Banana phytoplasma diseases
Exotic to Australia
Features: Bacterial diseases causing wilting and severe
losses in banana crops overseas
Where they’re from: Asia, Papua New Guinea,
Solomon Islands, Colombia
How they spread: Importation of infected plants;
local spread by sap feeding insects
At risk: Bananas, coconut
Banana phytoplasma diseases cause plants to wilt and die.
Richard Davis, Department of Agriculture,
Fisheries and Forestry, Musarama
Keep it out
Banana phytoplasma diseases could threaten Australia’s banana industry.
Bacteria belonging to the genus Candidatus phytoplasma are responsible for disorders overseas in banana including banana wilt and banana elephantiasis disease. Banana phytoplasma infection has been responsible for losses of up to 70 per cent in some banana crops in Columbia.
Several species of phytoplasma have been associated with banana wilting and other diseases overseas. One species (Candidatus phytoplasma novoguineense) is present in Papua New Guinea, posing a nearby threat to Australia’s banana growing areas.

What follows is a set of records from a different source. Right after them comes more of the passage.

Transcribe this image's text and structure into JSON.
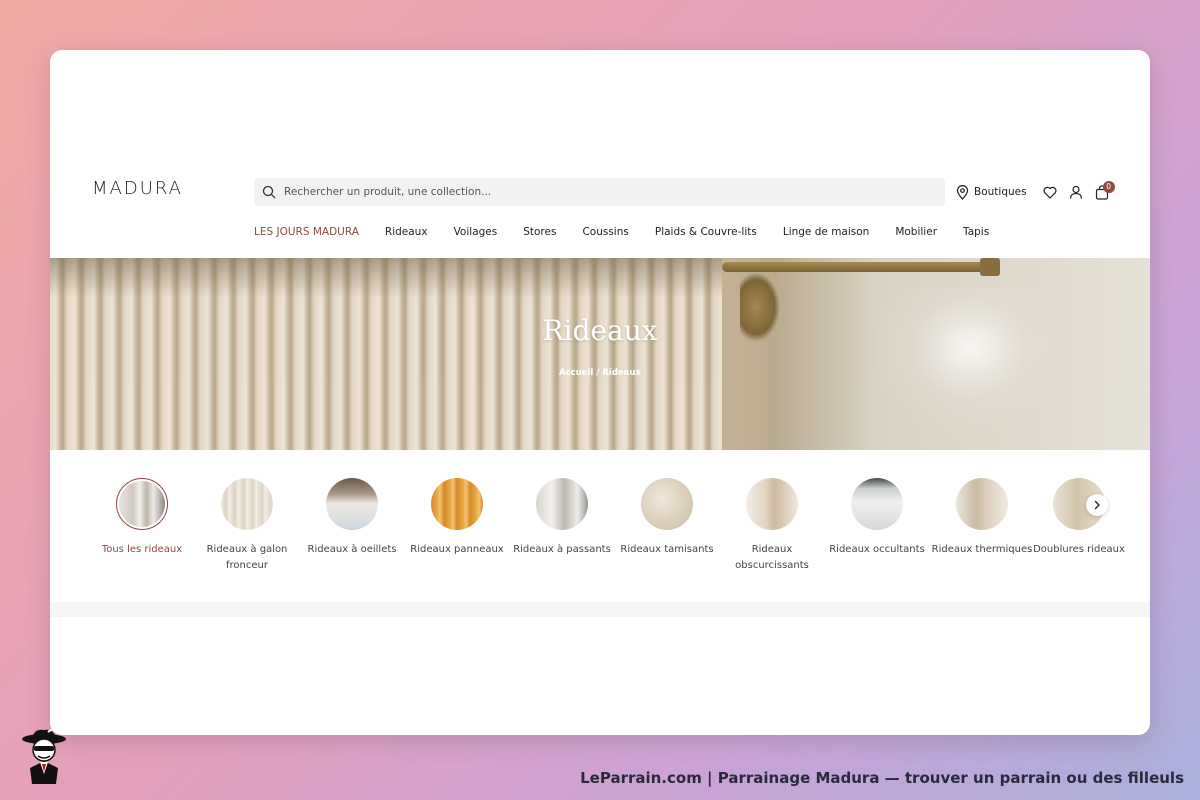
{
  "header": {
    "logo": "MADURA",
    "search_placeholder": "Rechercher un produit, une collection...",
    "boutiques_label": "Boutiques",
    "cart_count": "0"
  },
  "nav": [
    {
      "label": "LES JOURS MADURA"
    },
    {
      "label": "Rideaux"
    },
    {
      "label": "Voilages"
    },
    {
      "label": "Stores"
    },
    {
      "label": "Coussins"
    },
    {
      "label": "Plaids & Couvre-lits"
    },
    {
      "label": "Linge de maison"
    },
    {
      "label": "Mobilier"
    },
    {
      "label": "Tapis"
    }
  ],
  "hero": {
    "title": "Rideaux",
    "breadcrumb_home": "Accueil",
    "breadcrumb_sep": " / ",
    "breadcrumb_current": "Rideaux"
  },
  "categories": [
    {
      "label": "Tous les rideaux"
    },
    {
      "label": "Rideaux à galon fronceur"
    },
    {
      "label": "Rideaux à oeillets"
    },
    {
      "label": "Rideaux panneaux"
    },
    {
      "label": "Rideaux à passants"
    },
    {
      "label": "Rideaux tamisants"
    },
    {
      "label": "Rideaux obscurcissants"
    },
    {
      "label": "Rideaux occultants"
    },
    {
      "label": "Rideaux thermiques"
    },
    {
      "label": "Doublures rideaux"
    }
  ],
  "footer": {
    "text": "LeParrain.com | Parrainage Madura — trouver un parrain ou des filleuls"
  },
  "colors": {
    "accent": "#8b4a43"
  }
}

To keep banana phytoplasma diseases out of Australia, never ignore Australia’s strict biosecurity rules.
Import shipments may need to be treated and certified, so before you import, check our Biosecurity Import Conditions system (BICON).
What to look for

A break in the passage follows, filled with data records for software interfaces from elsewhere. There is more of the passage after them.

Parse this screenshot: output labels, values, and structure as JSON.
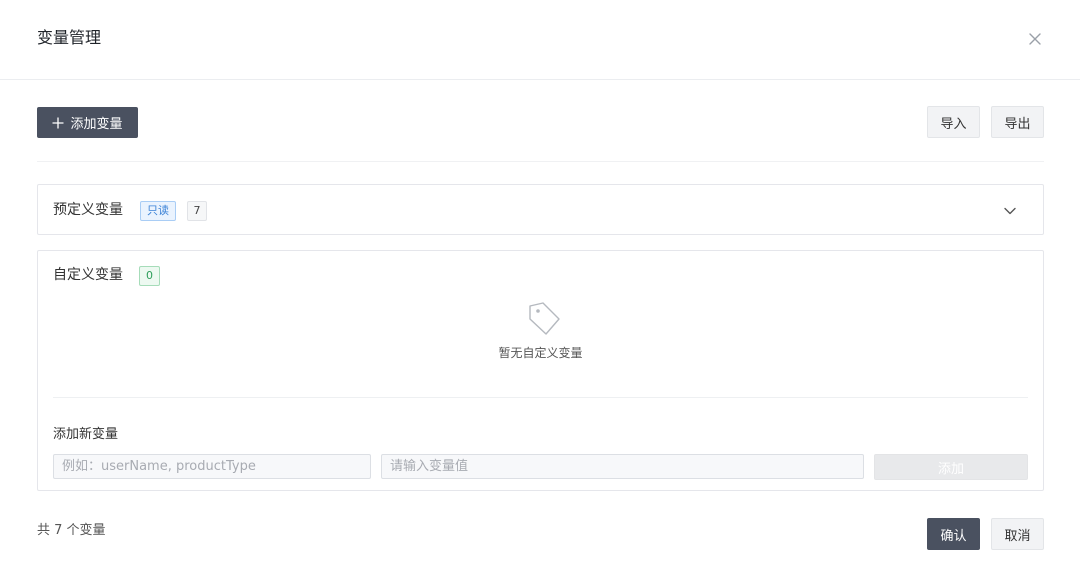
{
  "dialog": {
    "title": "变量管理",
    "close_icon": "close-icon"
  },
  "toolbar": {
    "add_variable_label": "添加变量",
    "add_icon": "plus-icon",
    "import_label": "导入",
    "export_label": "导出"
  },
  "predefined": {
    "title": "预定义变量",
    "readonly_tag": "只读",
    "count": "7",
    "expand_icon": "chevron-down-icon"
  },
  "custom": {
    "title": "自定义变量",
    "count": "0",
    "empty_icon": "tag-icon",
    "empty_text": "暂无自定义变量",
    "new_variable_label": "添加新变量",
    "name_input": {
      "value": "",
      "placeholder": "例如：userName, productType"
    },
    "value_input": {
      "value": "",
      "placeholder": "请输入变量值"
    },
    "add_button_label": "添加"
  },
  "footer": {
    "total_text": "共 7 个变量",
    "confirm_label": "确认",
    "cancel_label": "取消"
  },
  "colors": {
    "primary_button": "#4a5160",
    "readonly_tag": "#3b82d6",
    "count_zero_tag": "#2e9e5b"
  }
}
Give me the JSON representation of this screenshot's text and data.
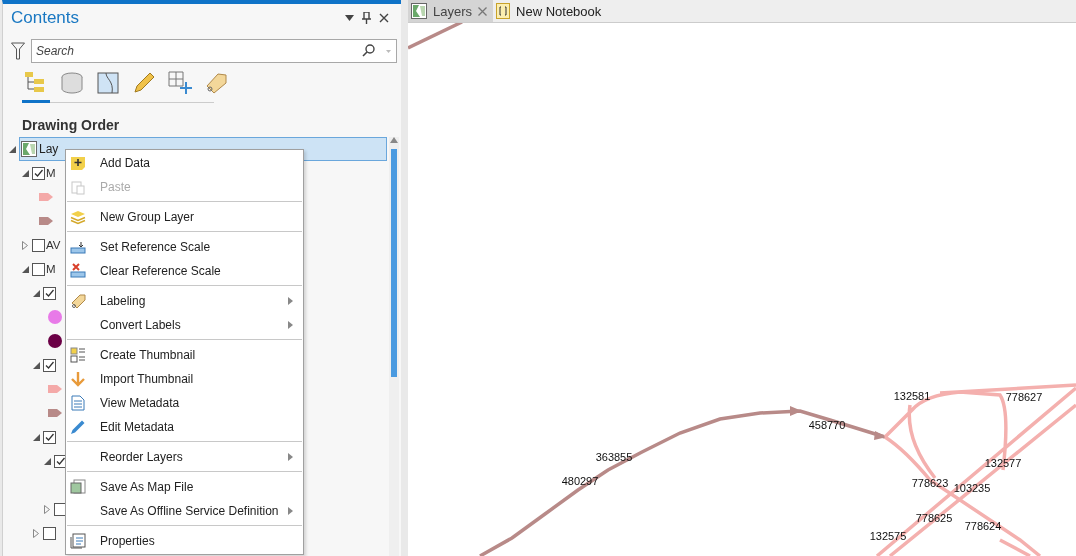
{
  "contents_panel": {
    "title": "Contents",
    "search": {
      "placeholder": "Search"
    },
    "view_tabs": [
      {
        "kind": "drawing_order",
        "selected": true
      },
      {
        "kind": "source",
        "selected": false
      },
      {
        "kind": "selection",
        "selected": false
      },
      {
        "kind": "editing",
        "selected": false
      },
      {
        "kind": "snapping",
        "selected": false
      },
      {
        "kind": "labeling",
        "selected": false
      }
    ],
    "heading": "Drawing Order",
    "tree": {
      "label": "Lay",
      "selected": true,
      "expanded": true,
      "children": [
        {
          "label": "M",
          "checked": true,
          "expanded": true,
          "symbols": [
            {
              "kind": "line",
              "color": "#f4a9a8"
            },
            {
              "kind": "line",
              "color": "#b88a88"
            }
          ]
        },
        {
          "label": "AV",
          "checked": false,
          "expanded": false
        },
        {
          "label": "M",
          "checked": false,
          "expanded": true,
          "children": [
            {
              "checked": true,
              "expanded": true,
              "symbols": [
                {
                  "kind": "point",
                  "color": "#e87ae8"
                },
                {
                  "kind": "point",
                  "color": "#6b0046"
                }
              ]
            },
            {
              "checked": true,
              "expanded": true,
              "symbols": [
                {
                  "kind": "line",
                  "color": "#f4a9a8"
                },
                {
                  "kind": "line",
                  "color": "#b88a88"
                }
              ]
            },
            {
              "checked": true,
              "expanded": true,
              "children": [
                {
                  "checked": true,
                  "expanded": true,
                  "symbols": [
                    {
                      "kind": "blank"
                    }
                  ]
                },
                {
                  "checked": false,
                  "expanded": false
                }
              ]
            },
            {
              "checked": false,
              "expanded": false
            }
          ]
        }
      ]
    }
  },
  "context_menu": [
    {
      "kind": "item",
      "label": "Add Data",
      "disabled": false,
      "submenu": false
    },
    {
      "kind": "item",
      "label": "Paste",
      "disabled": true,
      "submenu": false
    },
    {
      "kind": "separator"
    },
    {
      "kind": "item",
      "label": "New Group Layer",
      "disabled": false,
      "submenu": false
    },
    {
      "kind": "separator"
    },
    {
      "kind": "item",
      "label": "Set Reference Scale",
      "disabled": false,
      "submenu": false
    },
    {
      "kind": "item",
      "label": "Clear Reference Scale",
      "disabled": false,
      "submenu": false
    },
    {
      "kind": "separator"
    },
    {
      "kind": "item",
      "label": "Labeling",
      "disabled": false,
      "submenu": true
    },
    {
      "kind": "item",
      "label": "Convert Labels",
      "disabled": false,
      "submenu": true
    },
    {
      "kind": "separator"
    },
    {
      "kind": "item",
      "label": "Create Thumbnail",
      "disabled": false,
      "submenu": false
    },
    {
      "kind": "item",
      "label": "Import Thumbnail",
      "disabled": false,
      "submenu": false
    },
    {
      "kind": "item",
      "label": "View Metadata",
      "disabled": false,
      "submenu": false
    },
    {
      "kind": "item",
      "label": "Edit Metadata",
      "disabled": false,
      "submenu": false
    },
    {
      "kind": "separator"
    },
    {
      "kind": "item",
      "label": "Reorder Layers",
      "disabled": false,
      "submenu": true
    },
    {
      "kind": "separator"
    },
    {
      "kind": "item",
      "label": "Save As Map File",
      "disabled": false,
      "submenu": false
    },
    {
      "kind": "item",
      "label": "Save As Offline Service Definition",
      "disabled": false,
      "submenu": true
    },
    {
      "kind": "separator"
    },
    {
      "kind": "item",
      "label": "Properties",
      "disabled": false,
      "submenu": false
    }
  ],
  "document_tabs": [
    {
      "kind": "map",
      "label": "Layers",
      "selected": true,
      "closable": true
    },
    {
      "kind": "notebook",
      "label": "New Notebook",
      "selected": false,
      "closable": false
    }
  ],
  "map_labels": [
    "132581",
    "778627",
    "458770",
    "363855",
    "132577",
    "480297",
    "778623",
    "103235",
    "778625",
    "778624",
    "132575"
  ]
}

- Banana leaves that yellow slowly, wilt and die.
- When cut open, stems show discontinuous black or brown streaks and wet rot.

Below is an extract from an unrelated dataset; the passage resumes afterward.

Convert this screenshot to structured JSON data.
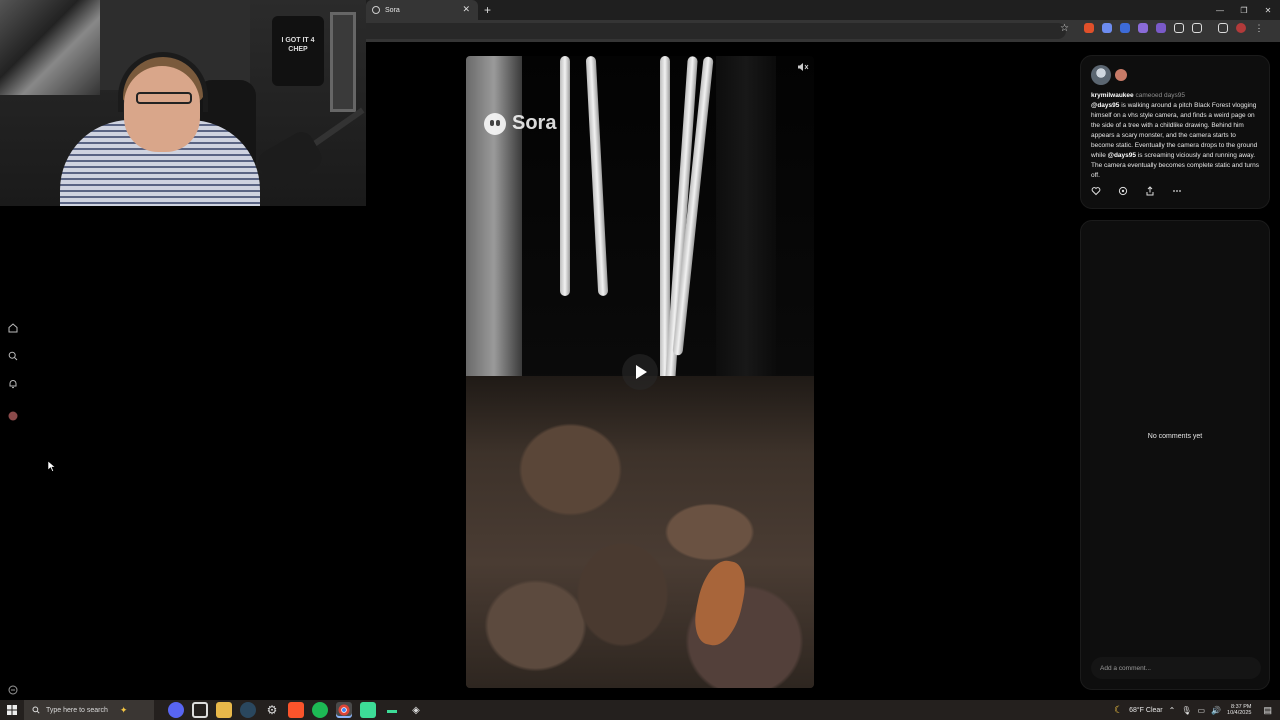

Where to look
Importation of infected plants is the most likely way that banana phytoplasma diseases could make it to Australia. The importation of banana plants and planting materials into Australia is prohibited, except for tissue cultures imported into approved laboratories. Banana plants, or other fresh banana plant material, must not be brought into Australia.
Look for wilting banana plants with black tips on suckers.
What to do
If you think you’ve found symptoms on banana plants:
- take a photo
- do not disturb the infected plants (this may be as simple as closing the doors on a shipping container or preventing access to a part of the plantation).